Below is a set of records; print all of them exactly as written.
◇ ◇ ◇ ◇ ◇
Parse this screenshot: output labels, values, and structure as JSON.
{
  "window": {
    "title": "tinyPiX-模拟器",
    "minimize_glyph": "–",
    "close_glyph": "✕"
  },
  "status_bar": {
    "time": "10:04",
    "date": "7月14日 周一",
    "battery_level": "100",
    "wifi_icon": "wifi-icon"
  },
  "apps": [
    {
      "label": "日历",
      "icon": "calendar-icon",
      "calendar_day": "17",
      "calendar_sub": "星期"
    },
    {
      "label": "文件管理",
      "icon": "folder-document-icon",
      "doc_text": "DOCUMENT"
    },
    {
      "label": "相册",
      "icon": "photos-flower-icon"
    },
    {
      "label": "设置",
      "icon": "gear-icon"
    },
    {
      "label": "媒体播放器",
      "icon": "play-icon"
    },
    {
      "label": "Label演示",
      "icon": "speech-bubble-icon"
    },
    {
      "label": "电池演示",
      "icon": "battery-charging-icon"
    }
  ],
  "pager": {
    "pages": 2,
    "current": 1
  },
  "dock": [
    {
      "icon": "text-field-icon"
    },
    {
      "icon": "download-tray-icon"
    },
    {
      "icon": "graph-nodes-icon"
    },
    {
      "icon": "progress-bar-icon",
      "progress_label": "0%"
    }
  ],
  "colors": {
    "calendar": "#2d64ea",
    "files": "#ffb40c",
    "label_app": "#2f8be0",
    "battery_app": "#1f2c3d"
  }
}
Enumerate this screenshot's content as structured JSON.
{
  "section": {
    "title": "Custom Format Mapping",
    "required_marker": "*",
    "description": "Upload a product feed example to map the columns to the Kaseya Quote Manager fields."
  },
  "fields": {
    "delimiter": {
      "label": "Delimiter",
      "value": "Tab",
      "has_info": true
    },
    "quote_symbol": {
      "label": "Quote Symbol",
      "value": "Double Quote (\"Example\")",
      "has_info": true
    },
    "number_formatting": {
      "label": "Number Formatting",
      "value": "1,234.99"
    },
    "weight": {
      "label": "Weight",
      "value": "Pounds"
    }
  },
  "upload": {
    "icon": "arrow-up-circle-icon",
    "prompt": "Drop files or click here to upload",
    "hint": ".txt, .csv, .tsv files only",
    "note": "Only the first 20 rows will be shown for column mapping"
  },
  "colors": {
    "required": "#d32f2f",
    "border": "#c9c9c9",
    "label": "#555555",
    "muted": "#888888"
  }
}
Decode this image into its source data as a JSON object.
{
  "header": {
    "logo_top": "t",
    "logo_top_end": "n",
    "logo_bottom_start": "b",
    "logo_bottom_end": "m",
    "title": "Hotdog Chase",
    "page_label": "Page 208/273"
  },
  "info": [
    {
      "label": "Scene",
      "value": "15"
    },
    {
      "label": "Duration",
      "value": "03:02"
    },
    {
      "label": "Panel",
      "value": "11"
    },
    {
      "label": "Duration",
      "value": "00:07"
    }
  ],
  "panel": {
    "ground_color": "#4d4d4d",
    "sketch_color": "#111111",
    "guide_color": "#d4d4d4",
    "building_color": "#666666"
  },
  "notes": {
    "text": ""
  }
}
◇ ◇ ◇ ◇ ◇
__Written response__.
Parse this screenshot: output labels, values, and structure as JSON.
{
  "window": {
    "title": "tinyPiX-模拟器",
    "minimize_glyph": "–",
    "close_glyph": "✕"
  },
  "status_bar": {
    "time": "10:04",
    "date": "7月14日 周一",
    "battery_level": "100",
    "wifi_icon": "wifi-icon"
  },
  "apps": [
    {
      "label": "日历",
      "icon": "calendar-icon",
      "calendar_day": "17",
      "calendar_sub": "星期"
    },
    {
      "label": "文件管理",
      "icon": "folder-document-icon",
      "doc_text": "DOCUMENT"
    },
    {
      "label": "相册",
      "icon": "photos-flower-icon"
    },
    {
      "label": "设置",
      "icon": "gear-icon"
    },
    {
      "label": "媒体播放器",
      "icon": "play-icon"
    },
    {
      "label": "Label演示",
      "icon": "speech-bubble-icon"
    },
    {
      "label": "电池演示",
      "icon": "battery-charging-icon"
    }
  ],
  "pager": {
    "pages": 2,
    "current": 1
  },
  "dock": [
    {
      "icon": "text-field-icon"
    },
    {
      "icon": "download-tray-icon"
    },
    {
      "icon": "graph-nodes-icon"
    },
    {
      "icon": "progress-bar-icon",
      "progress_label": "0%"
    }
  ],
  "colors": {
    "calendar": "#2d64ea",
    "files": "#ffb40c",
    "label_app": "#2f8be0",
    "battery_app": "#1f2c3d"
  }
}
Enumerate this screenshot's content as structured JSON.
{
  "section": {
    "title": "Custom Format Mapping",
    "required_marker": "*",
    "description": "Upload a product feed example to map the columns to the Kaseya Quote Manager fields."
  },
  "fields": {
    "delimiter": {
      "label": "Delimiter",
      "value": "Tab",
      "has_info": true
    },
    "quote_symbol": {
      "label": "Quote Symbol",
      "value": "Double Quote (\"Example\")",
      "has_info": true
    },
    "number_formatting": {
      "label": "Number Formatting",
      "value": "1,234.99"
    },
    "weight": {
      "label": "Weight",
      "value": "Pounds"
    }
  },
  "upload": {
    "icon": "arrow-up-circle-icon",
    "prompt": "Drop files or click here to upload",
    "hint": ".txt, .csv, .tsv files only",
    "note": "Only the first 20 rows will be shown for column mapping"
  },
  "colors": {
    "required": "#d32f2f",
    "border": "#c9c9c9",
    "label": "#555555",
    "muted": "#888888"
  }
}
Decode this image into its source data as a JSON object.
{
  "header": {
    "logo_top": "t",
    "logo_top_end": "n",
    "logo_bottom_start": "b",
    "logo_bottom_end": "m",
    "title": "Hotdog Chase",
    "page_label": "Page 208/273"
  },
  "info": [
    {
      "label": "Scene",
      "value": "15"
    },
    {
      "label": "Duration",
      "value": "03:02"
    },
    {
      "label": "Panel",
      "value": "11"
    },
    {
      "label": "Duration",
      "value": "00:07"
    }
  ],
  "panel": {
    "ground_color": "#4d4d4d",
    "sketch_color": "#111111",
    "guide_color": "#d4d4d4",
    "building_color": "#666666"
  },
  "notes": {
    "text": ""
  }
}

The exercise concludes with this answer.